In the end, there is no real substitute for enlightened leadership at all levels. Wise governmental elites seek to put trustworthy people in key positions, and then have the good sense to get out of the way and let such people show their talents. Over-management from above is the worst way to get institutions in society to cooperate with one another; pockets of self-reliance at key levels in a hierarchy are what work best. Certainly, built-in and built-up resentment is toxic to a cooperative inter-institutional set up. Teamwork requires the cultivation of respect and trust, and a lot of practice—and this, again, often takes a fair bit of patience. Finally in this regard, in society in general and in the cadres of government cohesion and trust is more important that participation. The idea that everyone must have a say—democracy in society in general, endless committee meetings in organizations—is much overrated. People need for their interests to be taken into account, and to be treated with basic dignity. That is not the same as floods of participation in every last detail of social, business and government life.
Enlightened leadership is a rarity; it is today, and it always has been. Having a clear concept of what one wants for one’s people is critical, and that concept is wisest which takes the full breadth of human social nature into account.

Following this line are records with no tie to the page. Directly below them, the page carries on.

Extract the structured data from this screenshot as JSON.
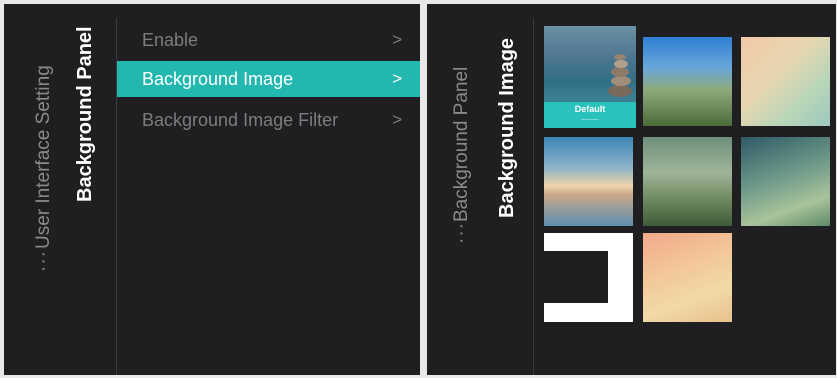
{
  "left_panel": {
    "breadcrumb_dots": "···",
    "breadcrumb_parent": "User Interface Setting",
    "breadcrumb_current": "Background Panel",
    "menu": [
      {
        "label": "Enable",
        "chevron": ">",
        "selected": false
      },
      {
        "label": "Background Image",
        "chevron": ">",
        "selected": true
      },
      {
        "label": "Background Image Filter",
        "chevron": ">",
        "selected": false
      }
    ]
  },
  "right_panel": {
    "breadcrumb_dots": "···",
    "breadcrumb_parent": "Background Panel",
    "breadcrumb_current": "Background Image",
    "thumbnails": [
      {
        "name": "default-pebbles",
        "label": "Default"
      },
      {
        "name": "blurred-sky-green"
      },
      {
        "name": "blurred-pastel-warm"
      },
      {
        "name": "blurred-sunset-blue"
      },
      {
        "name": "blurred-forest-green"
      },
      {
        "name": "blurred-teal-green"
      },
      {
        "name": "white-frame"
      },
      {
        "name": "blurred-peach"
      }
    ]
  },
  "colors": {
    "panel_bg": "#1f1f21",
    "accent": "#22b8b0",
    "text_dim": "#7d7d80",
    "text_bright": "#ffffff"
  }
}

That requires, in turn, the humility to understand that all good things do not always go together; tradeoffs are inevitable, and to resist admitting that is a formula for exhaustion and failure. Priorities must be established and adhered to, and above all patience must be exercised as the master discipline.
It is a kind of paradox to say that things are always changing, always evolving in social life, and yet admit that change can be so slow as to be imperceptible. Yet both are true. A wise leader knows he cannot quicken the tides, but that if he is skillful enough he can navigate them safely and chart a desirable destination. Mortals can do no more.
 Huntington, Political Order in Changing Societies (Yale University Press, 1968).
 By complex market capitalism is meant the existence of institutions such as banks and other financial mediators, futures contracts, primary and secondary insurance arrangements, and, above all, the existence of stock and bond markets and market-funded partnerships known as corporations. Obviously, smallholder and “shopkeeper” market arrangements do not require these accouterments.
 Scott, Two Cheers for Anarchism (Princeton University Press, 2012), pp. xxi-xxii.
 Francis Fukuyama’s Trust: The Social Virtues & the Creation of Prosperity (Free Press, 1995), p. 43.
 See generally Erving Goffman, Frame Analysis: An Essay on the Organization of Experience (Harper & Row, 1976).
 Scott, pp. xxii-xxiii.